President Tyson Voelkel '96

Six years ago, my daughter Eliana took up horseback riding. She competes in both Western and English disciplines, and she is absolutely in love with her big, beautiful gelding, Butler. I think she takes after her grandfather, who was a natural horseman.

What’s even more remarkable are the changes horseback riding has brought out in her: increased confidence and maturity, and a greater sense of responsibility and commitment. These changes are not so different from those professed by participants in Texas A&M University’s Courtney Cares program, which offers free therapeutic riding sessions for veterans and people with disabilities. You can read more about this important program, which is part of the College of Veterinary Medicine & Biomedical Sciences, in our cover feature.

During the past six years, of the 25 adults, children and veterans served per semester at Courtney Cares, more than 90 percent have reported improvement in independence and life skills. While Eliana’s reason for riding isn’t therapeutic, I can see that it has the same effect. The bottom line is that horseback riding is empowering: The rider has command of a 1,200-pound animal. It’s no wonder that one’s physical and emotional well-being should improve from the experience. Learning how to cope with ambiguity and how to harness the energy and power of these animals requires discipline and a real respect for them.

Courtney Cares teaches us that horses make good candidates for therapy because they are trainable and have a gait that mimics human movement, which can improve the body’s balance, core strength and motor skills. After undergoing riding sessions, some Courtney Cares participants speak or sit up for the first time. According to instructors, riding is the highlight of the week for many of them, even if they are nonverbal or don’t make eye contact. For their families, it is a joy to watch such progress. As many of you know, there is no better feeling than watching a loved one succeed or overcome challenges.

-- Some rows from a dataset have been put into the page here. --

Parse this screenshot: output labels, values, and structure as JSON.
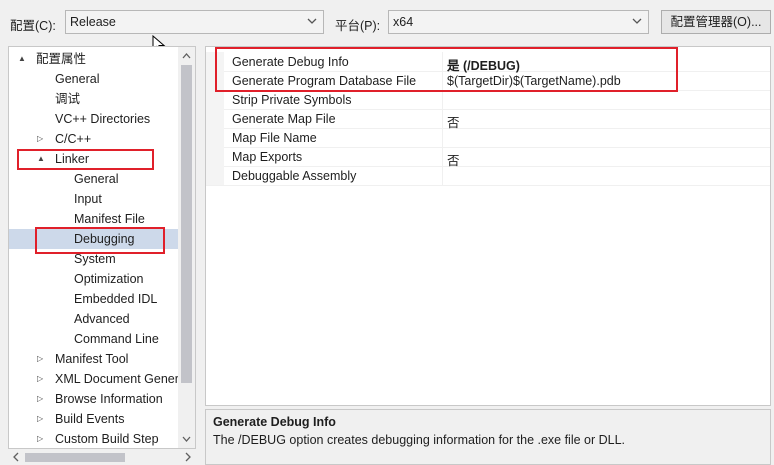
{
  "toolbar": {
    "config_label": "配置(C):",
    "config_value": "Release",
    "platform_label": "平台(P):",
    "platform_value": "x64",
    "config_manager_label": "配置管理器(O)..."
  },
  "tree": {
    "items": [
      {
        "label": "配置属性",
        "arrow": "▲"
      },
      {
        "label": "General",
        "arrow": ""
      },
      {
        "label": "调试",
        "arrow": ""
      },
      {
        "label": "VC++ Directories",
        "arrow": ""
      },
      {
        "label": "C/C++",
        "arrow": "▷"
      },
      {
        "label": "Linker",
        "arrow": "▲"
      },
      {
        "label": "General",
        "arrow": ""
      },
      {
        "label": "Input",
        "arrow": ""
      },
      {
        "label": "Manifest File",
        "arrow": ""
      },
      {
        "label": "Debugging",
        "arrow": ""
      },
      {
        "label": "System",
        "arrow": ""
      },
      {
        "label": "Optimization",
        "arrow": ""
      },
      {
        "label": "Embedded IDL",
        "arrow": ""
      },
      {
        "label": "Advanced",
        "arrow": ""
      },
      {
        "label": "Command Line",
        "arrow": ""
      },
      {
        "label": "Manifest Tool",
        "arrow": "▷"
      },
      {
        "label": "XML Document Generator",
        "arrow": "▷"
      },
      {
        "label": "Browse Information",
        "arrow": "▷"
      },
      {
        "label": "Build Events",
        "arrow": "▷"
      },
      {
        "label": "Custom Build Step",
        "arrow": "▷"
      }
    ],
    "selected_index": 9
  },
  "properties": [
    {
      "name": "Generate Debug Info",
      "value": "是 (/DEBUG)"
    },
    {
      "name": "Generate Program Database File",
      "value": "$(TargetDir)$(TargetName).pdb"
    },
    {
      "name": "Strip Private Symbols",
      "value": ""
    },
    {
      "name": "Generate Map File",
      "value": "否"
    },
    {
      "name": "Map File Name",
      "value": ""
    },
    {
      "name": "Map Exports",
      "value": "否"
    },
    {
      "name": "Debuggable Assembly",
      "value": ""
    }
  ],
  "description": {
    "title": "Generate Debug Info",
    "text": "The /DEBUG option creates debugging information for the .exe file or DLL."
  },
  "colors": {
    "highlight": "#e0202a",
    "selection": "#cdd9ea"
  },
  "icons": {
    "combo_dropdown": "chevron-down-icon",
    "tree_expanded": "triangle-expanded-icon",
    "tree_collapsed": "triangle-collapsed-icon",
    "cursor": "mouse-pointer-icon"
  }
}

The Courtney Cares program has made a tremendous difference in the lives it has touched during its brief lifetime and is another example of a good philanthropic investment at Texas A&M. My team is proud to help grow the program and its capabilities through our efforts. I encourage you to read this issue’s cover feature to learn more about the history of the program, where it’s headed and the Courtney behind Courtney Cares. After reading it, I think you will agree that we titled the feature appropriately. The things happening under Freeman Arena are, indeed, magical.

Thanks for all you do.